Alumnus (in Latin a masculine noun) usually refers to a male graduate or former student; the plural is alumni. An alumna (in Latin a feminine noun) refers to a female graduate or former student; the plural is alumnae. Traditionally, the masculine plural alumni has been used for groups composed of both sexes and is still widely so used: the alumni of Indiana University. Sometimes, to avoid any suggestion of sexism, both terms are used for mixed groups: the alumni/alumnae of Indiana University or the alumni and alumnae of Indiana University. Some people use the less formal abbreviation alum and its plural alums to avoid the complexities of the Latin forms and their unfamiliar gender inflection. Others use the terms graduate and graduates, though they are not quite equivalent in meaning, to eliminate any need for using a masculine plural form to refer to both sexes.

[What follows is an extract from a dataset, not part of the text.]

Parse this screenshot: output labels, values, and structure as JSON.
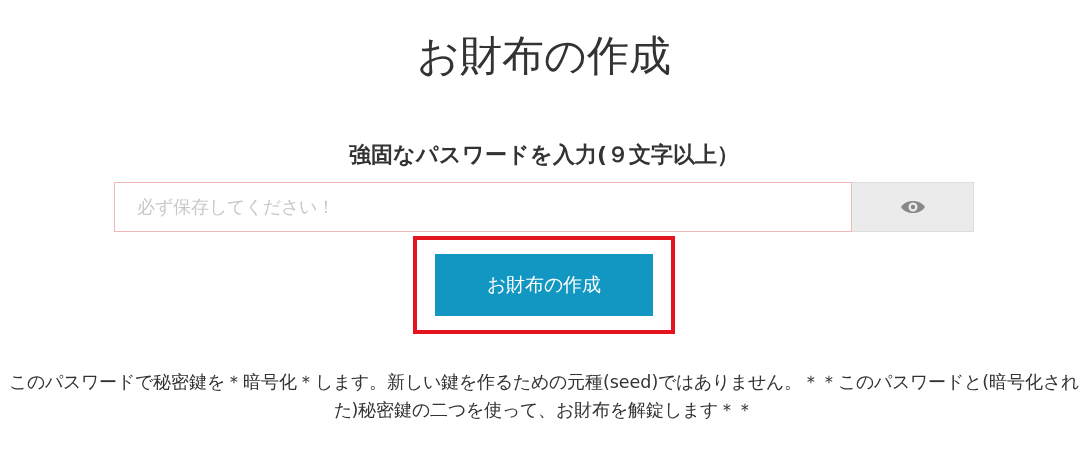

alum, alumna, alumnae, alumni , alumnus
Dictionary.com Unabridged Based on the Random House Unabridged Dictionary, © Random House, Inc. 2022


What’s the difference between alumnus and alumni?

An alumnus is a graduate of a school, such as a high school or university. The plural of alumnus is alumni (which follows the plural ending construction used in other Latin-derived words, like stimulus and stimuli).

In Latin, alumnus specifically refers to a male graduate, and sometimes this distinction is carried into English, with alumna being used to refer to a female graduate. The plural of alumna is alumnae.

Still, alumnus and alumni are both commonly used in a gender-neutral way.

The informal shortening alum is used to refer to a single graduate (regardless of gender). It’s sometimes pluralized as alums.

Here’s an example of alumnus and alumni used correctly in the same sentence.

Example: As an alumnus, you share something with all of the alumni, regardless of when each of you graduated. 

Want to learn more? Read the full breakdown of the difference between alumnus and alumni.

Quiz yourself on alumnus vs. alumni!

Should alumnus or alumni be used in the following sentence?

The five-year reunion is usually well attended by _____.

How to use alumnus in a sentence

British Dictionary definitions for alumnus

/ (əˈlʌmnəs) /

noun plural -ni (-naɪ)
mainly US and Canadian a graduate of a school, college, etc

Word Origin for alumnus

C17: from Latin: nursling, pupil, foster son, from alere to nourish
Collins English Dictionary - Complete & Unabridged 2012 Digital Edition © William Collins Sons & Co. Ltd. 1979, 1986 © HarperCollins Publishers 1998, 2000, 2003, 2005, 2006, 2007, 2009, 2012